|Refugee Jews in the 1930s
Life became more and more difficult for the Jews during the 1930s, and many attempted to flee the country. Countries were
so alarmed by the mass flood of refugees that many did not allow them to enter their country. Nearly 800 000 Jews tried to
escape Germany from 1933 to 1939. Canada accepted fewer than 4000 before the war. The U.S accepted 240 000 and Britain 85
Many Canadians seemed unmoved, even hostile, towards these people. Anti-Semitism existed in Canada during the 1920s and
1930s. There were no Jewish judges, lawyers, professors, and very few Jewish teachers. Many had to hide their identity in
order to be hired. Clubs and resorts often displayed signs on their doors stating that no Jews were allowed.
Canada's immigration policy was very restricitve in the 1930s. British and American immigrants were "preferred"
and those not of Anglo-Saxon descent were encouraged not to come to Canada and discriminated against. Some people believed

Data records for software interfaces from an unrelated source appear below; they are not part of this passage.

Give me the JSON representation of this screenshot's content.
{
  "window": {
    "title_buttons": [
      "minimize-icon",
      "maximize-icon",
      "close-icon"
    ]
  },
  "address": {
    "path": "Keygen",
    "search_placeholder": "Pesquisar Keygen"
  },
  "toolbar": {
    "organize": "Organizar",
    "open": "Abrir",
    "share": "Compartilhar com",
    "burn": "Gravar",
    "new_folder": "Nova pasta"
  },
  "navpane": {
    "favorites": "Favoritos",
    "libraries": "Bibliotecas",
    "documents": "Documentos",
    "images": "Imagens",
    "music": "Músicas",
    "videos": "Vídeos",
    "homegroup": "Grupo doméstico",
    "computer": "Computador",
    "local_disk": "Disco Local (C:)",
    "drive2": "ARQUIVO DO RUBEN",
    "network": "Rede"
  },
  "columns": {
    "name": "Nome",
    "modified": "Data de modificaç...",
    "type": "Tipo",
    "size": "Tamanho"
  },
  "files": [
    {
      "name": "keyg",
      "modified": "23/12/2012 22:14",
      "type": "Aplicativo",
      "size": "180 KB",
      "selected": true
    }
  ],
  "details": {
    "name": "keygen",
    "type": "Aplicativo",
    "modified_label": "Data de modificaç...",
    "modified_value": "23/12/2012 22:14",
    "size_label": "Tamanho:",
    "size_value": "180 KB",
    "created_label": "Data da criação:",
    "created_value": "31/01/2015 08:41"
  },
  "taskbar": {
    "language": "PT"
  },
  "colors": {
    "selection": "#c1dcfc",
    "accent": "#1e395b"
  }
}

that the Jews did need assistance, but not from Canada. They believed that Jews should be sent to Africa or Asia.
The St. Louis Incident
|St. Louis Ocean Liner carried 907 Jews in 1939
In June of 1939, the St. Louis Ocean Liner arrived off the East Coast of Canada carrying 907 Jews. These refugees had been
denied entry into Cuba and other Latin-American countries. These Jews had turned to Canada in hopes of finding somewhere to
live. Earlier in 1939, Canada had allowed nearly 3000 Jews into Canada, but now refused to allow these Jews enter Canada.
It was believed that Jewish refugees would not make good settlers.
The Canadian government turned down the request of many Canadian citizens to allow the Jewish people to land in Canada.
The St. Louis was forced to turn around and head back to Europe. Many Jews on the Ocean Liner eventually would die in Nazi
Concentration Camps. The story of the Jews on the St. Louis would later be openly displayed in the movie "The Voyage
of the Damned".